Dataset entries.
##########
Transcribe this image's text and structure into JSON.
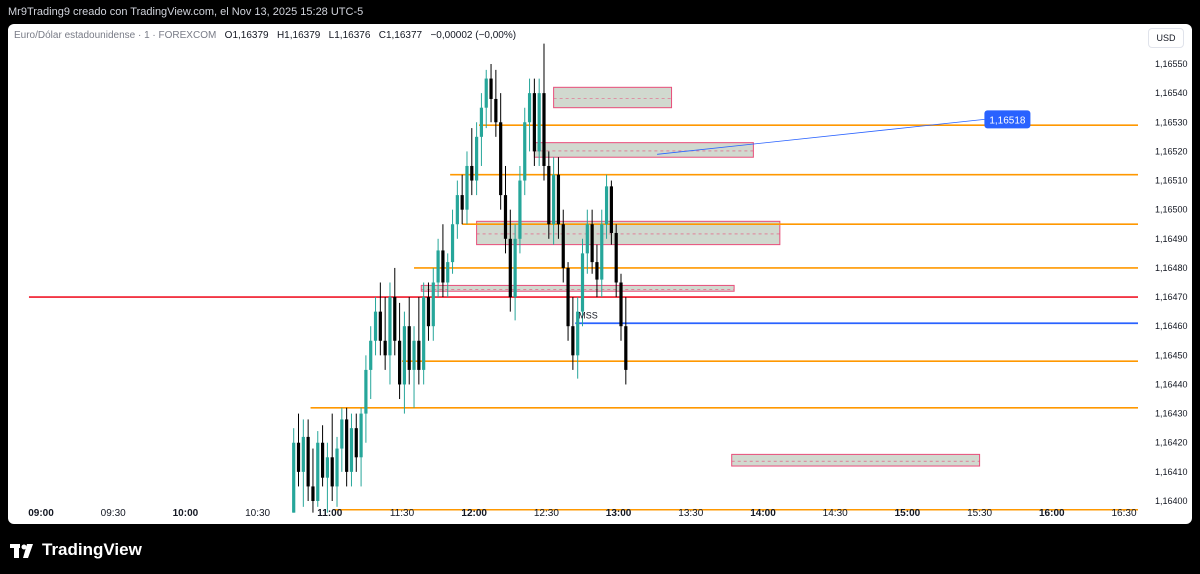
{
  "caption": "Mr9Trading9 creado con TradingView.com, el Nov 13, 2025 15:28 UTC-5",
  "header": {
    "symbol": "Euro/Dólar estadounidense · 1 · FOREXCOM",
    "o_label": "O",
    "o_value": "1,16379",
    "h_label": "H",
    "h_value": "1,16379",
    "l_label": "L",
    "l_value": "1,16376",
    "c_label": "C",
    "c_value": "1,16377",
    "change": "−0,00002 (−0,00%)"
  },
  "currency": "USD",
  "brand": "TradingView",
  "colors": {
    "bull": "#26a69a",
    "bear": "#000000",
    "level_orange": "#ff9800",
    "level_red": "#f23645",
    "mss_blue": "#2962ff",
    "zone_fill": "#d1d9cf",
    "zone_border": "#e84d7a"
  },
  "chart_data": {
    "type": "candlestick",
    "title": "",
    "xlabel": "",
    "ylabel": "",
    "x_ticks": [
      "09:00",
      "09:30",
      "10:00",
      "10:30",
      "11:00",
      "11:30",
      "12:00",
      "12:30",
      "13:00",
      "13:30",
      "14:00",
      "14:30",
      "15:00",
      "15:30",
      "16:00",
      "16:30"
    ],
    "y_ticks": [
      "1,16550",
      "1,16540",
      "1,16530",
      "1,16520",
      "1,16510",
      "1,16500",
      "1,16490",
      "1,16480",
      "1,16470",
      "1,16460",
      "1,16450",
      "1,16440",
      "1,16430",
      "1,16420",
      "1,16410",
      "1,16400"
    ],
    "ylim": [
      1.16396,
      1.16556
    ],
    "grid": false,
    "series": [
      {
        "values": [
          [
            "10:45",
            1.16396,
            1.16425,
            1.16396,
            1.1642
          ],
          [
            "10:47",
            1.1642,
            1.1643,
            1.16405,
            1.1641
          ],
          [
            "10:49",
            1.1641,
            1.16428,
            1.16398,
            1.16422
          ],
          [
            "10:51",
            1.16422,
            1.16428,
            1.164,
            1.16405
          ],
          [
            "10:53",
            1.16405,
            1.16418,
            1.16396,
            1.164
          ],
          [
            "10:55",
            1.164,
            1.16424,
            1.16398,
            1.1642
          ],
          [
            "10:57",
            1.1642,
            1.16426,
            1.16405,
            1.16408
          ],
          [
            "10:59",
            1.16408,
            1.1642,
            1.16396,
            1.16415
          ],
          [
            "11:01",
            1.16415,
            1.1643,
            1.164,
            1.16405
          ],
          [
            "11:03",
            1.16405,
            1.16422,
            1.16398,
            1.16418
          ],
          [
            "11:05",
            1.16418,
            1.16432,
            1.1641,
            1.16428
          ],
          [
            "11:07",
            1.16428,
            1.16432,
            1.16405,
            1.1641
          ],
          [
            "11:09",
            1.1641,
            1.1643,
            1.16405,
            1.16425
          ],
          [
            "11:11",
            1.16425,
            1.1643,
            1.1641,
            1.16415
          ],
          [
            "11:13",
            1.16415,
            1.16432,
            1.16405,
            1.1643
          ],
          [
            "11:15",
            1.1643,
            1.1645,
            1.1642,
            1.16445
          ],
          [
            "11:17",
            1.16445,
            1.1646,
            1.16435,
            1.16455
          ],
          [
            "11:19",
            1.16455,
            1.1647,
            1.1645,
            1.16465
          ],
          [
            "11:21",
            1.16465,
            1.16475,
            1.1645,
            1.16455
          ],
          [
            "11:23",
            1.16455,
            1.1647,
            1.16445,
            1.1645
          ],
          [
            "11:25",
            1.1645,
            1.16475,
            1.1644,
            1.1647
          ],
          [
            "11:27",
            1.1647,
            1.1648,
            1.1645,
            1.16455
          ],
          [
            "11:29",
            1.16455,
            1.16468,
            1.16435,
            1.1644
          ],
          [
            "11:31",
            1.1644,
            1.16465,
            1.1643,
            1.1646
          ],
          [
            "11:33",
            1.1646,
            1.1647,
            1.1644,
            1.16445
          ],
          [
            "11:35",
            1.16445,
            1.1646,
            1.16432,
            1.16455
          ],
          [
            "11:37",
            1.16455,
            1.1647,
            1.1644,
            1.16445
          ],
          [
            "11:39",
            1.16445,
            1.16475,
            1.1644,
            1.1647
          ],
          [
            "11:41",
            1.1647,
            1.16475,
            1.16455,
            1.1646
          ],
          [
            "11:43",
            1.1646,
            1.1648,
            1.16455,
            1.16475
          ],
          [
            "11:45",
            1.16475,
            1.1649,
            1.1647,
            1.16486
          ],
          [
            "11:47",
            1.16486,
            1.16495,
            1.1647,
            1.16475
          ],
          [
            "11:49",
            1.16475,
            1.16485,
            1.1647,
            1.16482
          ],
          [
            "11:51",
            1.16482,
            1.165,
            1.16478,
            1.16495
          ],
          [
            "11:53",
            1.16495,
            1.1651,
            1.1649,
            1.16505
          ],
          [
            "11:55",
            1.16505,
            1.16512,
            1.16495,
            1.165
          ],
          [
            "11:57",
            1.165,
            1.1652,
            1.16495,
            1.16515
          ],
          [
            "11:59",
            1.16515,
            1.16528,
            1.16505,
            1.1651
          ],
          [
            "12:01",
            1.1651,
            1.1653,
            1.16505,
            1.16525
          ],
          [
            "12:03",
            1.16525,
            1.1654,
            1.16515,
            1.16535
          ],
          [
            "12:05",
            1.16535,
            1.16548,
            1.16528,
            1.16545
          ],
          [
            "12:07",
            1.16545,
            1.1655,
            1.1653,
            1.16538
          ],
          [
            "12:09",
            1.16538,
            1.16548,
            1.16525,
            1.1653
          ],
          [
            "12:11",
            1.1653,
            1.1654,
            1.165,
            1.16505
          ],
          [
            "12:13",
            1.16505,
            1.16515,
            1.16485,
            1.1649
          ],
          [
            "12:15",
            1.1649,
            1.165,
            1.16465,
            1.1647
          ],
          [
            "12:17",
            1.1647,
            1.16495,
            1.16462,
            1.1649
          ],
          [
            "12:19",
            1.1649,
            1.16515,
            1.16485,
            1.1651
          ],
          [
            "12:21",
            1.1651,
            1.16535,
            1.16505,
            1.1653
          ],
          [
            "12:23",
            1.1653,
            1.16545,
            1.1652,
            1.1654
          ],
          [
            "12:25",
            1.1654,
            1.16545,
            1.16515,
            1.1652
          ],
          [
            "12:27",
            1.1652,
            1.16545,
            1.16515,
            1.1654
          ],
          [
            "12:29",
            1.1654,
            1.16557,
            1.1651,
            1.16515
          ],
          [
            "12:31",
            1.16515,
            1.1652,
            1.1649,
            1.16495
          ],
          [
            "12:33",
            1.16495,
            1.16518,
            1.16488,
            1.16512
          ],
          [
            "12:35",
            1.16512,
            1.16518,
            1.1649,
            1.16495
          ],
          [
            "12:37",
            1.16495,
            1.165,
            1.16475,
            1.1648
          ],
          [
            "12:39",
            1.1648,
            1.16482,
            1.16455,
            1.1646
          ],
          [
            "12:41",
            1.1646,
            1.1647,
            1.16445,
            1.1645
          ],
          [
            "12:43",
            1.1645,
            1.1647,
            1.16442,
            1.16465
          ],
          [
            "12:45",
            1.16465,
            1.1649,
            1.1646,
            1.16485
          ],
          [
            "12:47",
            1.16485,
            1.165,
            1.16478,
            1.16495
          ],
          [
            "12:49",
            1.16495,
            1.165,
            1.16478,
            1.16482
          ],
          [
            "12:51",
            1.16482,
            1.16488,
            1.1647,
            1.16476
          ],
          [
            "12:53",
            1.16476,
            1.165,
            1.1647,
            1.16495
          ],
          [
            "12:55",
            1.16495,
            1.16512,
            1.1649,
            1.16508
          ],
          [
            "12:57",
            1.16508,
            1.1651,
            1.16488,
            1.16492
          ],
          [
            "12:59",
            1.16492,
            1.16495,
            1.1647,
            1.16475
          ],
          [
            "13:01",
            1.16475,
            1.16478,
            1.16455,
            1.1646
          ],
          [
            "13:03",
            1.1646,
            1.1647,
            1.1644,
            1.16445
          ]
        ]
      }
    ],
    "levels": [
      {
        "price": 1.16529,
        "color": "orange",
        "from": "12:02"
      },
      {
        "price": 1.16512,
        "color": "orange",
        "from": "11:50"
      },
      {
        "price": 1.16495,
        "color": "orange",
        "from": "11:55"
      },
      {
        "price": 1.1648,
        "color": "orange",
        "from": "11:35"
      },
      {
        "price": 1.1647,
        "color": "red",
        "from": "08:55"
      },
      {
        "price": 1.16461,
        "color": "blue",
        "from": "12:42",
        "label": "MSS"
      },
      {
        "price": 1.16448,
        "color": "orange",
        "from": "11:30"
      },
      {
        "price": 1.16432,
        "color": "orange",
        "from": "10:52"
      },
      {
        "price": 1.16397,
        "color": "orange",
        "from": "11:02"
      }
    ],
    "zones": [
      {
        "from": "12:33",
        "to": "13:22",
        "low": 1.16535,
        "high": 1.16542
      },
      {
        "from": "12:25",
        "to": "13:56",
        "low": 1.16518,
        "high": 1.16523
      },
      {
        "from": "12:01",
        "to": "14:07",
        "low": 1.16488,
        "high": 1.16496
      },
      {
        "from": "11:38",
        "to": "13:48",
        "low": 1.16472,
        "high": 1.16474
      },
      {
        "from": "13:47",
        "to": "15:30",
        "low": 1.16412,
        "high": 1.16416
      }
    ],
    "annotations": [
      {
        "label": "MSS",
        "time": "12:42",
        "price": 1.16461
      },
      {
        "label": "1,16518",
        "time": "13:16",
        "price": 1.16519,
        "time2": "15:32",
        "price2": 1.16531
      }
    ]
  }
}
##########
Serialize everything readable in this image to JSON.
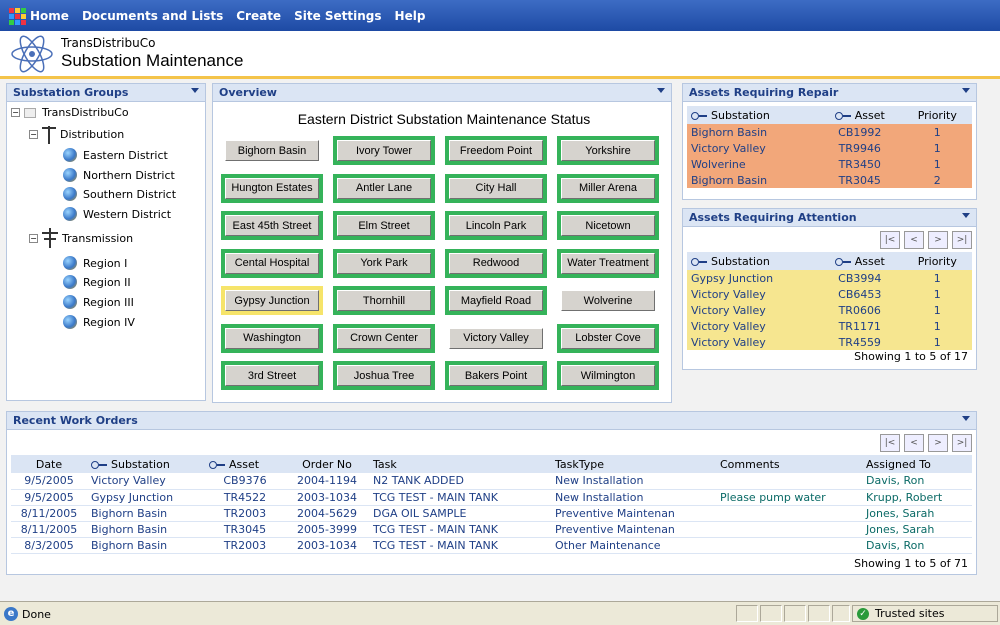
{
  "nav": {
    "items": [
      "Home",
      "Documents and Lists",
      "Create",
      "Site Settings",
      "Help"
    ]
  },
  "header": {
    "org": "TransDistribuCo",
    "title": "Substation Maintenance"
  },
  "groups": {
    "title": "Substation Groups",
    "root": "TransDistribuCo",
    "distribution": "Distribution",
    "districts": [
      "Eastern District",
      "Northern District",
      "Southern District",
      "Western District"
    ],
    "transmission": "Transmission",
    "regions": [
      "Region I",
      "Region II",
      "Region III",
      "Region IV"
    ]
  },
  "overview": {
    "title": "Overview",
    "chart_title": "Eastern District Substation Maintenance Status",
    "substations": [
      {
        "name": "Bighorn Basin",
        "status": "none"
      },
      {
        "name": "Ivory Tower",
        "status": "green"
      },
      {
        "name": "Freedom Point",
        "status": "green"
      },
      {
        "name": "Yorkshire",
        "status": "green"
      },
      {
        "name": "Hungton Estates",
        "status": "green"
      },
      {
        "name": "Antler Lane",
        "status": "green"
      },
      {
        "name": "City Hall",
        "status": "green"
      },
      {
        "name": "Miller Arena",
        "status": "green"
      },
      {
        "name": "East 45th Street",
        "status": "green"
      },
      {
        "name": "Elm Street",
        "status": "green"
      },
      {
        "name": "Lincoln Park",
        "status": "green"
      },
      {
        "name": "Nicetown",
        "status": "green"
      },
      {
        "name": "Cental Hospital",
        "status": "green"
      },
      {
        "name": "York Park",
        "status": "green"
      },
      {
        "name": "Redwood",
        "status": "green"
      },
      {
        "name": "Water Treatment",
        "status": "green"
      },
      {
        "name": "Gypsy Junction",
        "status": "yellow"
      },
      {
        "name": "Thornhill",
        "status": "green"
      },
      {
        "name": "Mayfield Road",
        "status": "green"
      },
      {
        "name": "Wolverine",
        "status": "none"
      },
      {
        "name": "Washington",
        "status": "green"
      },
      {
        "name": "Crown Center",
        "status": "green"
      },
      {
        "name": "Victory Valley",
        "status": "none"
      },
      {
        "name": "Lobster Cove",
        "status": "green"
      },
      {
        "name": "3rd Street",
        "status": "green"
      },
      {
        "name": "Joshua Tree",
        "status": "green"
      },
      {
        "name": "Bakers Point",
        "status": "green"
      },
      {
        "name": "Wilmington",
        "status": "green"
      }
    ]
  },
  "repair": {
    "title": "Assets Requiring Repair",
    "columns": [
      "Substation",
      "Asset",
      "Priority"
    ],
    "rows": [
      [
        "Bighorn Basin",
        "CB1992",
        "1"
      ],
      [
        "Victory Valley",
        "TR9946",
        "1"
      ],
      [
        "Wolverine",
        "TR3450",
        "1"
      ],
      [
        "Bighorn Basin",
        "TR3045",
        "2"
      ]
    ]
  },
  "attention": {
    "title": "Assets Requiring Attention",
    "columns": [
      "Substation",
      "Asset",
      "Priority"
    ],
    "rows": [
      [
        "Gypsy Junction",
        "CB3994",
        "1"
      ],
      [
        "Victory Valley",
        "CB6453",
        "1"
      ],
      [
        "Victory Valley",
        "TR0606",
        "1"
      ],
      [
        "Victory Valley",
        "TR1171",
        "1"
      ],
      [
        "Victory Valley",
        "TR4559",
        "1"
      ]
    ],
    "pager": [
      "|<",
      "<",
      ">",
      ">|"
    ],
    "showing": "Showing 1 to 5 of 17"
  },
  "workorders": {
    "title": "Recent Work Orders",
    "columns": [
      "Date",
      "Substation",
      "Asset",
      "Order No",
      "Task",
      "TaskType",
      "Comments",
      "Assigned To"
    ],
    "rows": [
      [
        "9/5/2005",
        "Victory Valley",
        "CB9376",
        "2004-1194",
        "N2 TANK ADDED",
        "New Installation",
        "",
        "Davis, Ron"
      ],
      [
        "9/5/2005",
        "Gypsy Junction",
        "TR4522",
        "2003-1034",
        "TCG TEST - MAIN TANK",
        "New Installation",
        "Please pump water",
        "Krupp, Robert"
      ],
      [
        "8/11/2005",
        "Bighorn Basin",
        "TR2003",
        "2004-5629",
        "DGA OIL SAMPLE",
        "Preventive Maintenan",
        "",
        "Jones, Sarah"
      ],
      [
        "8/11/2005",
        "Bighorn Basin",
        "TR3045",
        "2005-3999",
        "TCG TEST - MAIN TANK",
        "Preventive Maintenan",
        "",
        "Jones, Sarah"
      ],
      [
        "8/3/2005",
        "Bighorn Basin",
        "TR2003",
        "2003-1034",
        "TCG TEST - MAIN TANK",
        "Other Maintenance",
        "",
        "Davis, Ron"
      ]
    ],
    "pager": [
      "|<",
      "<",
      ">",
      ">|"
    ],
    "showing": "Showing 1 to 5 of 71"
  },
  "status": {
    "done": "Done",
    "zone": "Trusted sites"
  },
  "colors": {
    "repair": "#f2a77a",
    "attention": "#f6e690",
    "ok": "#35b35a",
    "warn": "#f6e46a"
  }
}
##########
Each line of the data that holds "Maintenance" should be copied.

Result.
    "title": "Substation Maintenance"
    "chart_title": "Eastern District Substation Maintenance Status",
        "Other Maintenance",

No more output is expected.